PREVIOUS RESEARCH on cutaneous lupus erythematosus lesions has been directed at examining the relationship between the scarring lesions of discoid lupus erythematosus (DLE) and systemic lupus erythematosus (SLE) and the pathogenesis of the lesions of cutaneous lupus erythematosus.
The lesions of DLE generally occur as scarring isolated cutaneous lesions in the absence of systemic features. However, studies of large populations of patients with SLE indicate that approximately 15% to 20% of patients with SLE (satisfying the American College of Rheumatology criteria for SLE) also possess discoid lupus lesions.1 In addition, it has been recognized that over time approximately 5% to 10% of patients with DLE will develop clinical features that satisfy the American College of Rheumatology diagnosis of SLE.
Previous studies by Kulick et al2 have indicated that approximately 25% of patients with DLE possess anti—single-stranded DNA antibodies of the IgM isotype.

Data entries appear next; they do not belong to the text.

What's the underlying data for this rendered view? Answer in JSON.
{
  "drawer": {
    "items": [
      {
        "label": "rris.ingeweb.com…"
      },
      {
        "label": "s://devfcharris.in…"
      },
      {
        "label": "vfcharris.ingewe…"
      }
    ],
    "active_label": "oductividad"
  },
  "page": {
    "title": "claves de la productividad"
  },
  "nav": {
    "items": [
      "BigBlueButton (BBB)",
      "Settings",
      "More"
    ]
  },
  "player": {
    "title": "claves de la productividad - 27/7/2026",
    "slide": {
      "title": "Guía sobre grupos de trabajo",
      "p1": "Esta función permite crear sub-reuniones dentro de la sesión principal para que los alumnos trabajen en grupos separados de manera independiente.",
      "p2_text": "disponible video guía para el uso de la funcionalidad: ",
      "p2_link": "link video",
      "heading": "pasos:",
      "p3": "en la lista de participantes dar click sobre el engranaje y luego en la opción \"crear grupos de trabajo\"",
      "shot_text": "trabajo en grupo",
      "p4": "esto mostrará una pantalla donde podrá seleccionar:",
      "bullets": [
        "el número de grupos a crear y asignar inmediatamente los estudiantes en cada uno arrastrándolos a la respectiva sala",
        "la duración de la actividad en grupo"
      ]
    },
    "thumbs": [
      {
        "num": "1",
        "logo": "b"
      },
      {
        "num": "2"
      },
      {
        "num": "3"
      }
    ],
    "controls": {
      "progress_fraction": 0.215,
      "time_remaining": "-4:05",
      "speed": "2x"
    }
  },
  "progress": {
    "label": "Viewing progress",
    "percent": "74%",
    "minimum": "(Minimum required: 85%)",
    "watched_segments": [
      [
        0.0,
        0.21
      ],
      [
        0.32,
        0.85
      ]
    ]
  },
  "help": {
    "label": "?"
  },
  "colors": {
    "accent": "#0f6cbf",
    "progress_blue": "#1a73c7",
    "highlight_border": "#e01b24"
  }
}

Furthermore, Callen et al3 have
Provost TT. The Relationship Between Discoid and Systemic Lupus Erythematosus. Arch Dermatol. 1994;130(10):1308-1310. doi:10.1001/archderm.1994.01690100092016